Countries/Jurisdictions of Primary Concern - Rwanda
Rwanda is not an offshore or financial center. The Rwandan financial system remains relatively unsophisticated, although the number of electronic fund transfers and credit card transactions is rising. Money transfers by cell phone are becoming common. While the black market for smuggled goods is limited, the smuggling of tin, tantalum, tungsten, and gold from the neighboring Democratic Republic of the Congo generates funds that may be laundered through Rwanda’s financial system. The scope of this smuggling is difficult to quantify.
For additional information focusing on terrorist financing, please refer to the Department of State’s Country Reports on Terrorism, which can be found at: //2009-2017.state.gov/j/ct/rls/crt/
DO FINANCIAL INSTITUTIONS ENGAGE IN CURRENCY TRANSACTIONS RELATED TO INTERNATIONAL NARCOTICS TRAFFICKING THAT INCLUDE SIGNIFICANT AMOUNTS OF US CURRENCY; CURRENCY DERIVED FROM ILLEGAL SALES IN THE U.S.; OR ILLEGAL DRUG SALES THAT OTHERWISE SIGNIFICANTLY AFFECT THE U.S.: NO
CRIMINALIZATION OF MONEY LAUNDERING:
“All serious crimes” approach or “list” approach to predicate crimes: All serious crimes
Are legal persons covered: criminally: YES civilly: YES
KNOW-YOUR-CUSTOMER (KYC) RULES:
Enhanced due diligence procedures for PEPs: Foreign: YES Domestic: YES
KYC covered entities: Banks, private legal practitioners, auditors, real estate agents, high-value traders, casino and lottery owners, mobile network operators, travel agencies, and non-governmental organizations (NGOs)
Number of STRs received and time frame: Not available
Number of CTRs received and time frame: Not applicable
STR covered entities: Banks, private legal practitioners, auditors, real estate agents, high-value traders, casino and lottery owners, travel agencies, and NGOs
MONEY LAUNDERING CRIMINAL PROSECUTIONS/CONVICTIONS:
Prosecutions: 0 in 2013
Convictions: 0 in 2013
RECORDS EXCHANGE MECHANISM:
With U.S.: MLAT: NO Other mechanism: NO
With other governments/jurisdictions: YES
Rwanda is not a member of a FATF-style regional body (FSRB).
ENFORCEMENT AND IMPLEMENTATION ISSUES AND COMMENTS:
The establishment of a financial intelligence unit (FIU) within the Rwanda National Police has improved monitoring of the financial system. This improvement, however, has not yet led to an increase in prosecutions and convictions related to financial crimes. In general, relevant agencies of the Government of Rwanda need further training, resources, and technical expertise to effectively investigate and enforce laws concerning money laundering and terrorism financing.

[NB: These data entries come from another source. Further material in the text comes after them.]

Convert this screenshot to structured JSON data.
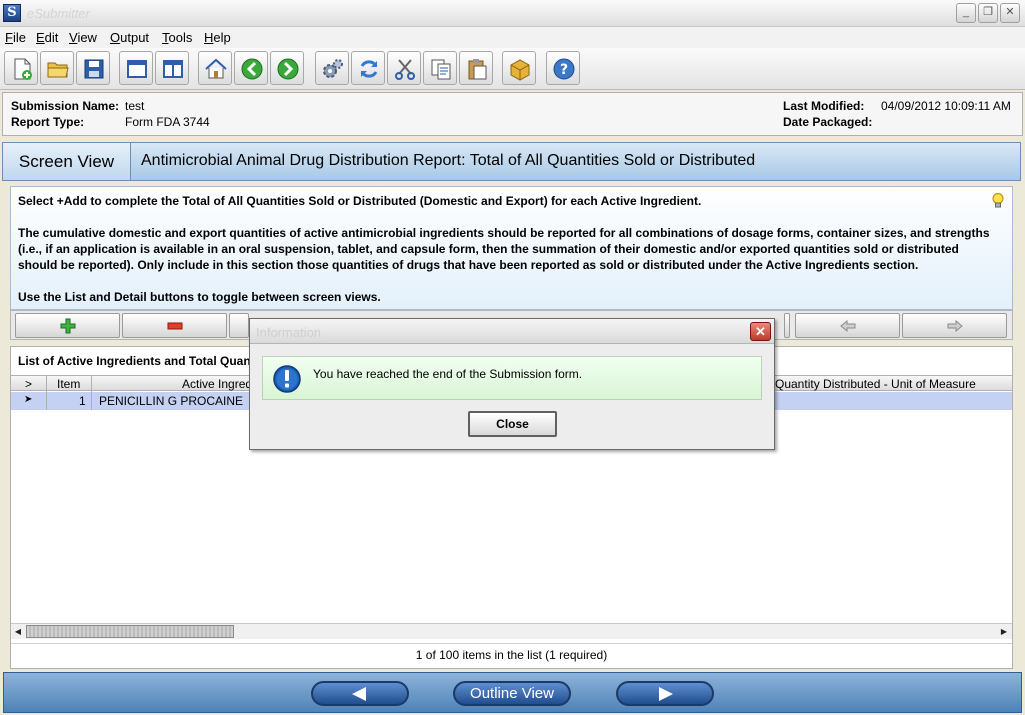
{
  "window": {
    "title": "eSubmitter",
    "minimize_label": "_",
    "restore_label": "❐",
    "close_label": "✕"
  },
  "menu": [
    "File",
    "Edit",
    "View",
    "Output",
    "Tools",
    "Help"
  ],
  "toolbar_icons": [
    "new-document-icon",
    "open-folder-icon",
    "save-icon",
    "window-icon",
    "split-view-icon",
    "home-icon",
    "back-arrow-icon",
    "forward-arrow-icon",
    "settings-gears-icon",
    "refresh-icon",
    "cut-icon",
    "copy-icon",
    "paste-icon",
    "package-icon",
    "help-icon"
  ],
  "submission": {
    "name_label": "Submission Name:",
    "name_value": "test",
    "report_type_label": "Report Type:",
    "report_type_value": "Form FDA 3744",
    "last_modified_label": "Last Modified:",
    "last_modified_value": "04/09/2012 10:09:11 AM",
    "date_packaged_label": "Date Packaged:",
    "date_packaged_value": ""
  },
  "screen": {
    "label": "Screen View",
    "title": "Antimicrobial Animal Drug Distribution Report: Total of All Quantities Sold or Distributed"
  },
  "instructions": {
    "line1": "Select +Add to complete the Total of All Quantities Sold or Distributed (Domestic and Export) for each Active Ingredient.",
    "paragraph": "The cumulative domestic and export quantities of active antimicrobial ingredients should be reported for all combinations of dosage forms, container sizes, and strengths (i.e., if an application is available in an oral suspension, tablet, and capsule form, then the summation of their domestic and/or exported quantities sold or distributed should be reported). Only include in this section those quantities of drugs that have been reported as sold or distributed under the Active Ingredients section.",
    "line3": "Use the List and Detail buttons to toggle between screen views."
  },
  "list": {
    "title": "List of Active Ingredients and Total Quant",
    "columns": {
      "marker": ">",
      "item": "Item",
      "ingredient": "Active Ingred",
      "uom": "Quantity Distributed - Unit of Measure"
    },
    "rows": [
      {
        "marker": "➤",
        "item": "1",
        "ingredient": "PENICILLIN G PROCAINE"
      }
    ],
    "footer": "1 of 100 items in the list (1 required)"
  },
  "nav": {
    "outline_label": "Outline View"
  },
  "dialog": {
    "title": "Information",
    "message": "You have reached the end of the Submission form.",
    "close_label": "Close",
    "close_x": "✕"
  },
  "colors": {
    "accent": "#3a6ea5",
    "row_selected": "#c4d1f2",
    "dialog_message_bg": "#dcf6d8"
  }
}
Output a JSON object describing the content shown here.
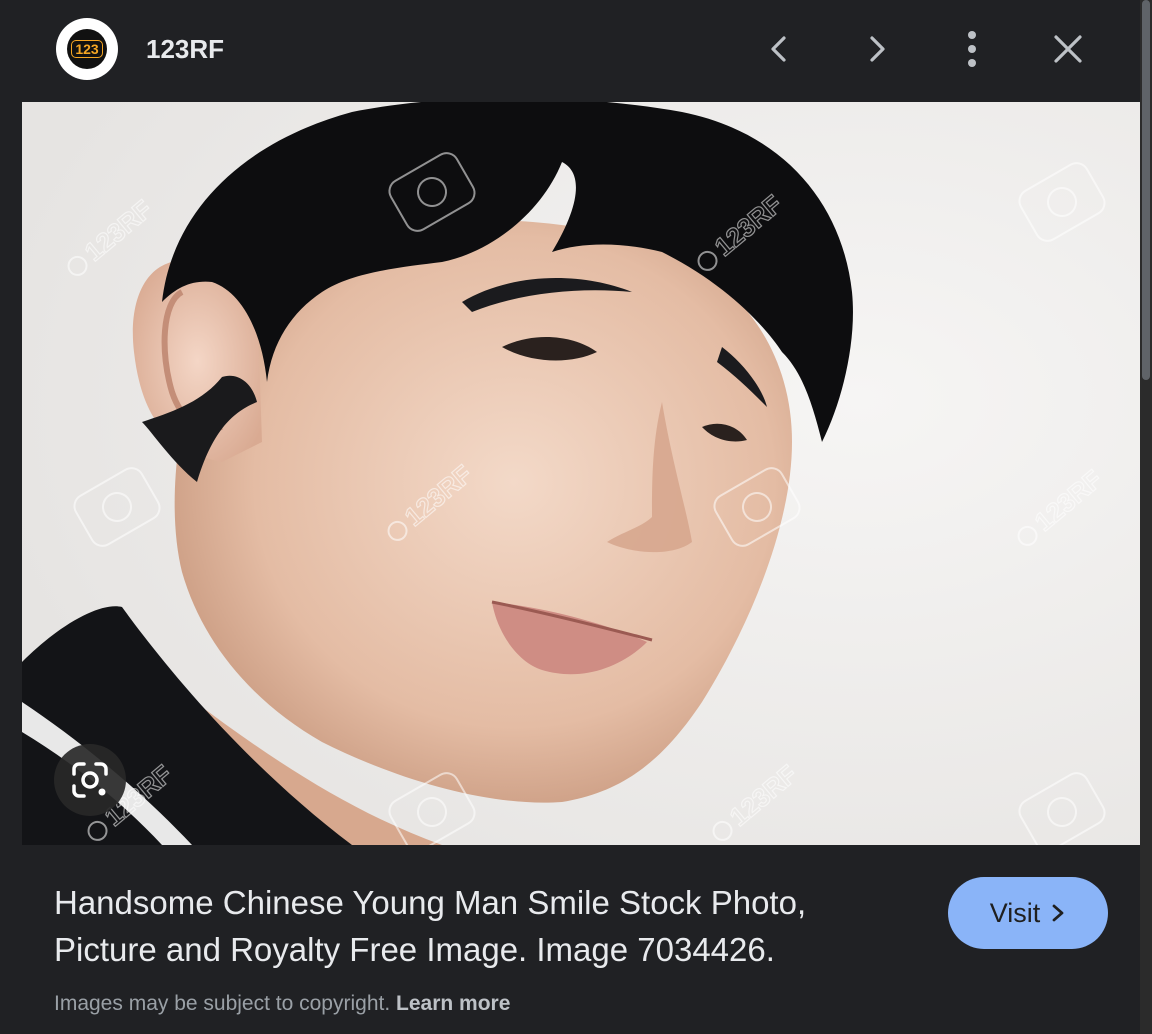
{
  "header": {
    "source_logo_text": "123",
    "source_name": "123RF",
    "icons": {
      "prev": "chevron-left-icon",
      "next": "chevron-right-icon",
      "more": "more-vert-icon",
      "close": "close-icon"
    }
  },
  "image": {
    "watermark_text": "123RF",
    "lens_icon": "google-lens-icon"
  },
  "footer": {
    "title": "Handsome Chinese Young Man Smile Stock Photo, Picture and Royalty Free Image. Image 7034426.",
    "visit_label": "Visit",
    "copyright_text": "Images may be subject to copyright.",
    "learn_more_label": "Learn more"
  },
  "colors": {
    "panel_background": "#202124",
    "visit_button": "#8ab4f8",
    "text_primary": "#e8eaed",
    "text_secondary": "#9aa0a6",
    "logo_accent": "#f5a623"
  }
}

Under Rwandan law, all foreign currency transactions in excess of $20,000 or its equivalent are documented and reported to the Central Bank. Any transaction of any type in excess of $1 million must be reported as a suspicious transaction. These thresholds should be reviewed to determine if they are appropriate, given the average size of transactions in the Rwandan financial system, and should be adjusted, if necessary.
Rwanda should provide safe harbor protections for its reporting entities, seek to provide training and resources for its competent authorities, ensure its FIU’s ability to operate free of undue influence, and pursue membership in a FSRB.